Although no particular aftercare is needed, tell patients to contact their physician immediately if there is significant bleeding or pain after the procedure.
Warnings and Common Errors for Anoscopy
Do not biopsy a hemorrhoid or any vascular tissue.
Do not rotate a slotted anoscope because doing so can pinch tissue.
Do not reinsert the guide plug while the anoscope is inside the patient because doing so can pinch or tear tissue. Remove the anoscope completely, reinsert the guide plug, and then reinsert the anoscope.
Tips and Tricks of Anoscopy
Inspection of the external perianal area may be adequate to diagnose causes of severe anal pain such as a fissure, thrombosed external hemorrhoid, or some abscesses; in these cases, digital exam and anoscopy may not be indicated.
If prolapse is suspected, a Valsalva maneuver may reveal prolapsing hemorrhoids or mucosa.

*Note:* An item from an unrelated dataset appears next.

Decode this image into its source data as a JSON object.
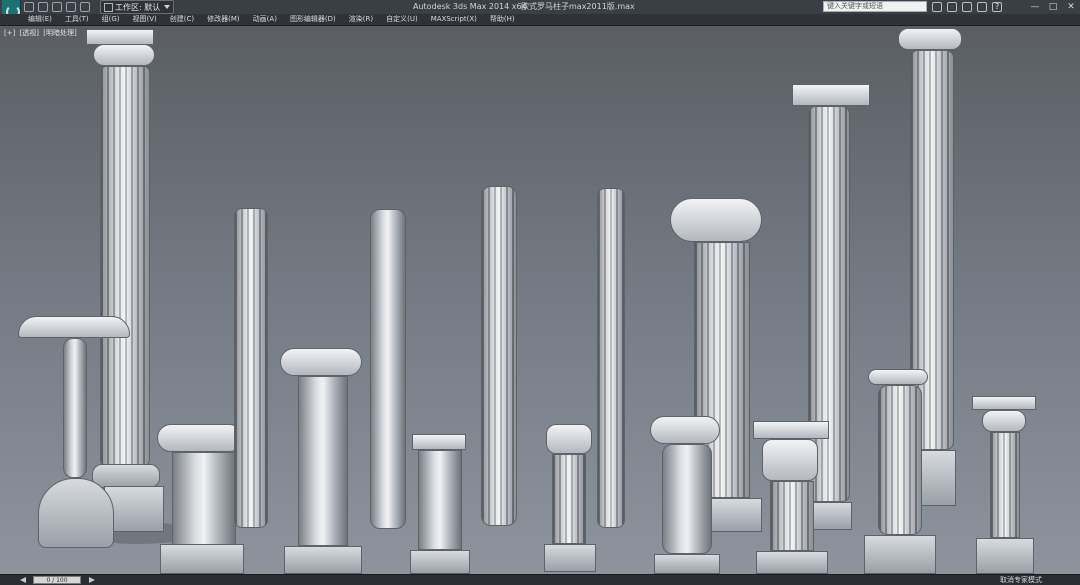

Asking the patient to bear down while inserting a finger for digital exam or the anoscope may make the insertion easier.
Keep one finger pressed on the guide plug (usually your thumb) to prevent it from falling out during insertion until you are ready to remove it.